The table layout of a wedding reception can be challenging to plan, but a good layout encourages mingling, conversation, and celebration. By planning the tables carefully, the bride and groom can ensure their wedding reception is a success.
Sample Reception Table Layouts
No matter how long the guest list, the tables at the reception must be planned carefully. The venue's dance floor location or bar may determine where tables are set. However, it still helps to have a few examples of layouts to work from for ideas.
Basic Design for Modification
This is a basic table layout design for a rectangular space. The food table (or bar, if food is served by wait staff) and the head table are on opposite ends of the room. You can modify it for any size of wedding needed; just eliminate or add tables in the center. It's especially nice for a small room.
Centered Dance Floor Design

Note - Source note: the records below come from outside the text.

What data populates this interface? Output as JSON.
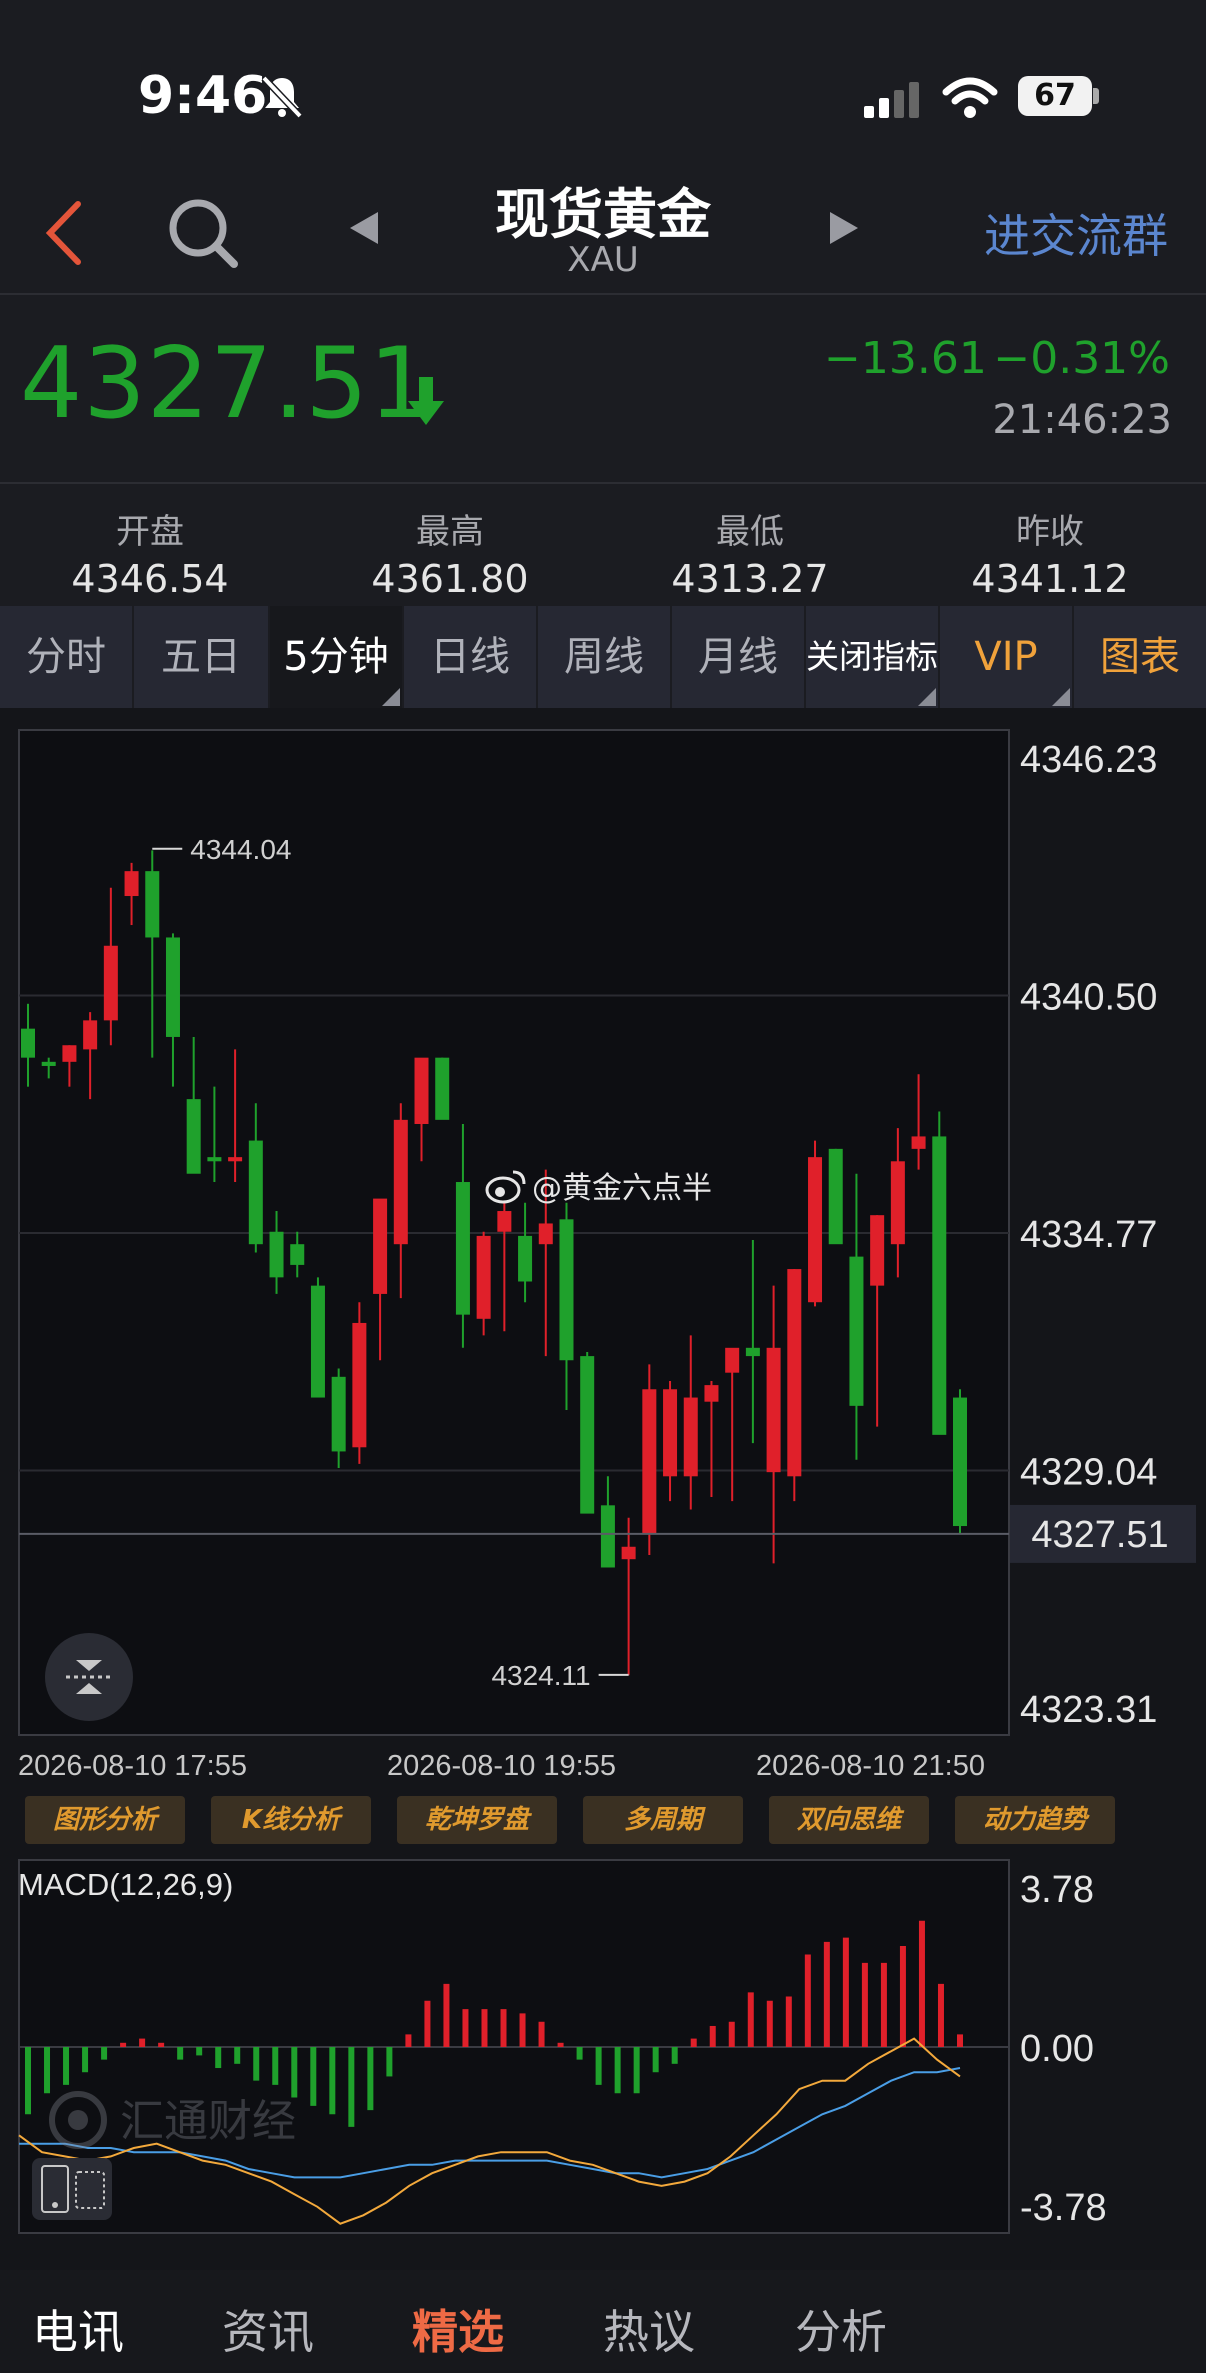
{
  "status": {
    "time": "9:46",
    "battery": "67"
  },
  "header": {
    "title": "现货黄金",
    "subtitle": "XAU",
    "join_group": "进交流群"
  },
  "quote": {
    "last": "4327.51",
    "change": "−13.61",
    "change_pct": "−0.31%",
    "time": "21:46:23",
    "direction": "down",
    "color_down": "#1fa12c",
    "color_up": "#e0202a"
  },
  "ohlc": [
    {
      "label": "开盘",
      "value": "4346.54"
    },
    {
      "label": "最高",
      "value": "4361.80"
    },
    {
      "label": "最低",
      "value": "4313.27"
    },
    {
      "label": "昨收",
      "value": "4341.12"
    }
  ],
  "tabs": [
    {
      "label": "分时",
      "active": false
    },
    {
      "label": "五日",
      "active": false
    },
    {
      "label": "5分钟",
      "active": true
    },
    {
      "label": "日线",
      "active": false
    },
    {
      "label": "周线",
      "active": false
    },
    {
      "label": "月线",
      "active": false
    },
    {
      "label": "关闭指标",
      "active": false
    },
    {
      "label": "VIP",
      "active": false
    },
    {
      "label": "图表",
      "active": false
    }
  ],
  "watermark": "@黄金六点半",
  "watermark2": "汇通财经",
  "chart_data": {
    "type": "candlestick",
    "y_ticks": [
      "4346.23",
      "4340.50",
      "4334.77",
      "4329.04",
      "4323.31"
    ],
    "current_price_label": "4327.51",
    "current_price": 4327.51,
    "ylim": [
      4323.31,
      4346.23
    ],
    "high_marker": "4344.04",
    "low_marker": "4324.11",
    "x_labels": [
      "2026-08-10 17:55",
      "2026-08-10 19:55",
      "2026-08-10 21:50"
    ],
    "candles": [
      [
        4339.7,
        4340.3,
        4338.3,
        4339.0
      ],
      [
        4338.9,
        4339.0,
        4338.5,
        4338.8
      ],
      [
        4338.9,
        4339.3,
        4338.3,
        4339.3
      ],
      [
        4339.2,
        4340.1,
        4338.0,
        4339.9
      ],
      [
        4339.9,
        4343.1,
        4339.3,
        4341.7
      ],
      [
        4342.9,
        4343.7,
        4342.2,
        4343.5
      ],
      [
        4343.5,
        4344.0,
        4339.0,
        4341.9
      ],
      [
        4341.9,
        4342.0,
        4338.3,
        4339.5
      ],
      [
        4338.0,
        4339.5,
        4337.0,
        4336.2
      ],
      [
        4336.6,
        4338.3,
        4336.0,
        4336.5
      ],
      [
        4336.5,
        4339.2,
        4336.0,
        4336.6
      ],
      [
        4337.0,
        4337.9,
        4334.3,
        4334.5
      ],
      [
        4334.8,
        4335.3,
        4333.3,
        4333.7
      ],
      [
        4334.5,
        4334.8,
        4333.7,
        4334.0
      ],
      [
        4333.5,
        4333.7,
        4331.4,
        4330.8
      ],
      [
        4331.3,
        4331.5,
        4329.1,
        4329.5
      ],
      [
        4329.6,
        4333.1,
        4329.2,
        4332.6
      ],
      [
        4333.3,
        4335.1,
        4331.7,
        4335.6
      ],
      [
        4334.5,
        4337.9,
        4333.2,
        4337.5
      ],
      [
        4337.4,
        4338.4,
        4336.5,
        4339.0
      ],
      [
        4339.0,
        4339.0,
        4337.6,
        4337.5
      ],
      [
        4336.0,
        4337.4,
        4332.0,
        4332.8
      ],
      [
        4332.7,
        4334.8,
        4332.3,
        4334.7
      ],
      [
        4334.8,
        4335.5,
        4332.4,
        4335.3
      ],
      [
        4334.7,
        4335.5,
        4333.1,
        4333.6
      ],
      [
        4334.5,
        4336.3,
        4331.8,
        4335.0
      ],
      [
        4335.1,
        4335.5,
        4330.5,
        4331.7
      ],
      [
        4331.8,
        4331.9,
        4328.4,
        4328.0
      ],
      [
        4328.2,
        4328.9,
        4327.3,
        4326.7
      ],
      [
        4326.9,
        4327.9,
        4324.1,
        4327.2
      ],
      [
        4327.5,
        4331.6,
        4327.0,
        4331.0
      ],
      [
        4328.9,
        4331.2,
        4328.3,
        4331.0
      ],
      [
        4328.9,
        4332.3,
        4328.1,
        4330.8
      ],
      [
        4330.7,
        4331.2,
        4328.4,
        4331.1
      ],
      [
        4331.4,
        4331.8,
        4328.3,
        4332.0
      ],
      [
        4332.0,
        4334.6,
        4329.7,
        4331.8
      ],
      [
        4329.0,
        4333.5,
        4326.8,
        4332.0
      ],
      [
        4328.9,
        4333.9,
        4328.3,
        4333.9
      ],
      [
        4333.1,
        4337.0,
        4333.0,
        4336.6
      ],
      [
        4336.8,
        4336.8,
        4335.7,
        4334.5
      ],
      [
        4334.2,
        4336.2,
        4329.3,
        4330.6
      ],
      [
        4333.5,
        4335.2,
        4330.1,
        4335.2
      ],
      [
        4334.5,
        4337.3,
        4333.7,
        4336.5
      ],
      [
        4336.8,
        4338.6,
        4336.3,
        4337.1
      ],
      [
        4337.1,
        4337.7,
        4332.3,
        4329.9
      ],
      [
        4330.8,
        4331.0,
        4327.5,
        4327.7
      ]
    ],
    "macd": {
      "label": "MACD(12,26,9)",
      "y_ticks": [
        "3.78",
        "0.00",
        "-3.78"
      ],
      "ylim": [
        -3.78,
        3.78
      ],
      "histogram": [
        -1.6,
        -1.1,
        -0.9,
        -0.6,
        -0.3,
        0.1,
        0.2,
        0.1,
        -0.3,
        -0.2,
        -0.5,
        -0.4,
        -0.8,
        -0.9,
        -1.2,
        -1.4,
        -1.6,
        -1.9,
        -1.5,
        -0.7,
        0.3,
        1.1,
        1.5,
        0.9,
        0.9,
        0.9,
        0.8,
        0.6,
        0.1,
        -0.3,
        -0.9,
        -1.1,
        -1.1,
        -0.6,
        -0.4,
        0.2,
        0.5,
        0.6,
        1.3,
        1.1,
        1.2,
        2.2,
        2.5,
        2.6,
        2.0,
        2.0,
        2.4,
        3.0,
        1.5,
        0.3
      ],
      "dif": [
        -2.1,
        -2.5,
        -2.6,
        -2.7,
        -2.6,
        -2.4,
        -2.3,
        -2.5,
        -2.7,
        -2.8,
        -3.0,
        -3.2,
        -3.5,
        -3.8,
        -4.2,
        -4.0,
        -3.7,
        -3.3,
        -3.0,
        -2.8,
        -2.6,
        -2.5,
        -2.5,
        -2.5,
        -2.7,
        -2.8,
        -3.0,
        -3.2,
        -3.3,
        -3.2,
        -3.0,
        -2.6,
        -2.1,
        -1.6,
        -1.0,
        -0.8,
        -0.8,
        -0.4,
        -0.1,
        0.2,
        -0.3,
        -0.7
      ],
      "dea": [
        -2.3,
        -2.3,
        -2.3,
        -2.4,
        -2.4,
        -2.5,
        -2.5,
        -2.5,
        -2.6,
        -2.7,
        -2.9,
        -3.0,
        -3.1,
        -3.1,
        -3.1,
        -3.0,
        -2.9,
        -2.8,
        -2.8,
        -2.7,
        -2.7,
        -2.7,
        -2.7,
        -2.7,
        -2.8,
        -2.9,
        -3.0,
        -3.0,
        -3.1,
        -3.0,
        -2.9,
        -2.7,
        -2.5,
        -2.2,
        -1.9,
        -1.6,
        -1.4,
        -1.1,
        -0.8,
        -0.6,
        -0.6,
        -0.5
      ],
      "color_dif": "#f3a93c",
      "color_dea": "#4a9ee6"
    }
  },
  "tools": [
    "图形分析",
    "K线分析",
    "乾坤罗盘",
    "多周期",
    "双向思维",
    "动力趋势"
  ],
  "nav": [
    {
      "label": "电讯",
      "state": "white"
    },
    {
      "label": "资讯",
      "state": "normal"
    },
    {
      "label": "精选",
      "state": "red"
    },
    {
      "label": "热议",
      "state": "normal"
    },
    {
      "label": "分析",
      "state": "normal"
    }
  ]
}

This is a set-up that has the dance floor front and center. It allows people to see both the head table and the dance floor at the same time. Centering the dance floor means everyone has a great view of the special wedding dances and songs and no one is placed too far back. Place your VIP tables (parents, grandparents, special guests or attendants not at the head table) between the head table and dance floor so they are close to everything.
Rectangular Table Design
If your reception doesn't have many round tables, you'll have to create a design that works with rectangular tables. It's also a good design for large weddings, since rectangular tables can frequently seat more people in the space. Try to keep room between the tables without people seated on the ends so that there's plenty of space for movement. Rows may not be the most exciting design, but they are efficient. Make sure the dance floor and head table are in full view of the tables. You can designate just the front part of the VIP tables for their seating and leave the rest for general guests.
Room Layout Considerations
Factors to consider when planning the wedding reception table layout include:
- Dancing: Enough space should be left for a dance floor so guests can dance the night away without crowding.
- Visibility: Key spaces for reception events need to be clearly visible from all tables. The couple's grand entrance, first dance, cake cutting, and wedding toasts are popular photo events and guests will need good visibility to capture these romantic moments.
- Movement: There should be enough space between tables to allow for smooth traffic flow to restrooms, a buffet area (if necessary), the bar, the dance floor, and for general mingling.
- Lighting: Tables should be positioned effectively for the available lighting. For an evening event, be aware of how a setting sun may blaze through windows, and be sure there is plenty of light for guests to enjoy dinner.
The Head Table
The head table is one of the most important at the wedding reception. In addition to the bride and groom, other individuals commonly seated at the head table include the couple's parents and the bridal party, or at least the maid of honor and best man depending on the available space. For the head or wedding party table to look its best:
- Decorations: Add extra head table decorations to distinguish it from other reception tables. Backdrops, special lighting, and elaborate centerpieces are easy ways to make this table stand out.
- Face guests: Keep everyone at the head table facing the guests. Round tables are generally inappropriate for the head table.
- Elevation options: Keep the table visible. Tiered or elevated designs are popular, especially for large bridal parties.
Once the head table has been placed, couples should start planning the wedding reception seating chart and other details for individual tables. Items to consider when planning individual tables include:
- Personal space: Cramming too many guests at a single table will be awkward and uncomfortable. The number of guests a table can seat depend on the table's size and the type of meal: guests will need more space for a full, formal dinner than for light snacks.
- Children: If there will be children at the wedding, they can be grouped together if they are old enough to sit away from their parents. Younger children should always be seated next to at least one parent, grandparent, or guardian.
- Ease: A large reception may have a complicated layout, and there should be an easy way for guests to find their seats. Place cards are popular, or place a labeled table diagram near the entrance.
While not all of these tables will be needed at every reception, knowing how to place them effectively will help keep the reception both beautiful and efficient.
- DJ: The wedding DJ or band may need special table arrangements. It is best to place these tables near the dance floor or room entrance.
- Gift table: Guests may bring gifts to the reception and a display table can showcase them elegantly. The table should be placed in a discreet location away from the entrance for better security.
- Guest book table: To encourage all guests to sign the guest book, this table should be in a visible location near the entrance. Many couples opt to put the guest book table in a foyer or other prominent location.
- Wishing well: Like a gift table, a wishing well should be discreetly placed where it is more secure but still visible.
- Cake table: The cake has a special moment during the reception and should be placed in a visible location or have enough décor around it to make it noticeable. At the same time, be sure there is enough space around the cake table for pictures without any danger of the cake getting damaged by a crowd.
Use Your Venue's Suggestions
Most reception venues will have sample layouts available to assist couples with planning the table layout of a wedding reception. Planning the tables for a wedding reception can be complicated, but good planning will help the reception flow more smoothly and be more enjoyable for everyone.